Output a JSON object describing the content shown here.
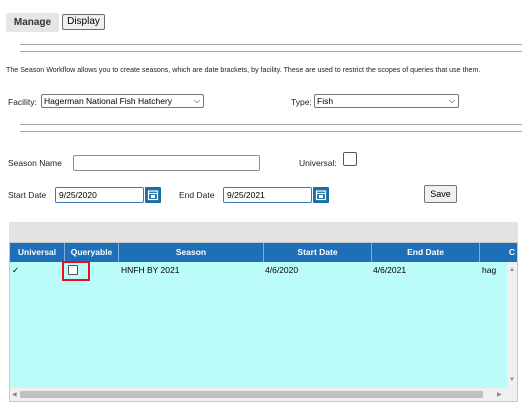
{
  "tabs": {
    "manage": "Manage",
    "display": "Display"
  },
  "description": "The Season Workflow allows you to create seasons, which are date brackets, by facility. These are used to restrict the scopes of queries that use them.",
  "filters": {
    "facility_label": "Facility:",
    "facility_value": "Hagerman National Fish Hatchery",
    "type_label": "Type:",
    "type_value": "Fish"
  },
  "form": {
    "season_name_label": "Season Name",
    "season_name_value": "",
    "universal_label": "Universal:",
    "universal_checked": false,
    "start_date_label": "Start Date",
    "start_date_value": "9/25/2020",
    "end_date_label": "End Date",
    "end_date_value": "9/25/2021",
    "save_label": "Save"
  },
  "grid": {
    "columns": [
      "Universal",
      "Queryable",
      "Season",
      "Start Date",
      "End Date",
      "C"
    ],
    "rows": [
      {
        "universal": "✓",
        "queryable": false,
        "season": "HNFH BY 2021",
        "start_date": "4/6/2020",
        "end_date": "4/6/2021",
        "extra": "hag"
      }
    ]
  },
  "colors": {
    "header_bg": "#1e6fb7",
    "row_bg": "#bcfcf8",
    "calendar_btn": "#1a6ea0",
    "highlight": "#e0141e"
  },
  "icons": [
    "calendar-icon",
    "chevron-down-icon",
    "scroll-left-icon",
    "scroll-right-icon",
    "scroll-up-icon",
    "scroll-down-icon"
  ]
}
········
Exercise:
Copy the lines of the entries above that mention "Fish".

Reply:
    "facility_value": "Hagerman National Fish Hatchery",
    "type_value": "Fish"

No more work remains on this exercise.